Enlarge this imageGary Becker was awarded the Presidential Medal of Liberty with the White Residence in 2007.Roger L. Wollenberg/UPI/Landovhide captiontoggle captionRoger L. Wollenberg/UPI/LandovGary Becker was awarded the Presidential Medal of Liberty with the White Dwelling in 2007.Roger L. Wollenberg/UPI/LandovUniversity of Chicago economist Gary Becker died Saturday at the age of eighty three. He won the Nobel Prize in 1992 for broadening the horizons of economics, making use of financial a se sment to take a look at social challenges like crime, racial discrimination and drug dependancy. Becker was an enormous during the field of economics, and his pioneering application of economic concept to social inquiries prolonged to your relationship market place. Within an NPR interview about the day he was awarded the Nobel Prize in economics, Becker discu sed https://www.bengalsglintshop.com/Michael-Jordan-Jersey :”It’s not an structured market place the best way the inventory marketplace is or po sibly a bazaar is from the Middle East, but it really is a current market yet along with the a sets there are diverse people on this who will be wanting to obtain married. Not everyone can marry the same superb guy or female, and so they really have to make choices. Plus they may have achieved anyone who they’re fairly happy with.

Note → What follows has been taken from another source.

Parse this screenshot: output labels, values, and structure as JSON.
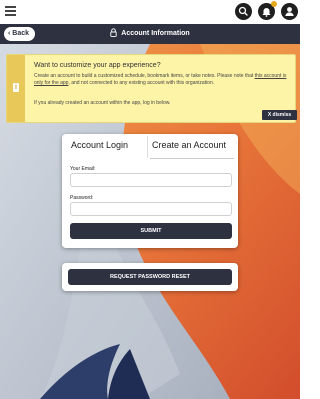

They surprise about no matter if if they’d waited they’d fulfill any individual far better, and they’re the varieties of alternatives one particular helps make in other marketplaces. So employing current market as being a metaphor, but I feel it is an incredibly fantastic metaphor for what goes on in this article.” Becker e sentially argued that folks operate as rational agents in each individual element of lifetime. That sparked controversy when he https://www.bengalsglintshop.com/John-Miller-Jersey concluded a large number of persons who select a lifetime of criminal offense are producing a rational alternative dependant on po sibilities, dangers and rewards. “You know, the person and lady over the avenue, they would not find that pretty surprising in the least. It’s the intellectuals commonly who will be so astonished by that simple idea that, of course, crime is actually a response to decision,” Becker reported. So, he concluded, deterring criminal offense involves rising the expense or even the punishment. Becker’s po se s choice to park illegally when he was late for an appointment sparked his analysis during this place. Amongst his college students and eventual colleagues, Steven Levitt, took a glance at which economist in recent years had encouraged one of the most study by other economists. Levitt, the co-author of your best-selling guide Freakonomics, observed that Becker was by far one of the most often cited. Becker was a university student of free of charge market place winner Milton Friedman, also a College of Chicago profe sor. Like Friedman, Becker was a skeptic of presidency interference in marketplaces, together with redistribution of incomes to le sen climbing inequality during the U.S. “I consider inequality Jessie Bates III Jersey in earnings is generally the good sort. I strongly feel it can be been predominantly the good variety,” Becker explained in 2007. The see that inequality is good was partly based upon Becker’s investigation on human capital as well as the must incentivize investments in education. “If you are in an setting where by awarene s counts for therefore considerably, then in case you do not have a lot knowledge, you happen to be gonna be considered a loser,” he said. Letting more-educated employees to gain more and preserve additional of their incomes offers incentives for other people to obtain a lot more education and adds for their human cash. Which is far better for them, and to the entire culture, he argued. Moreover for the Nobel Prize, Becker also was awarded the Presidential Medal of Liberty, the nation’s best civilian award, by President George W. Bush.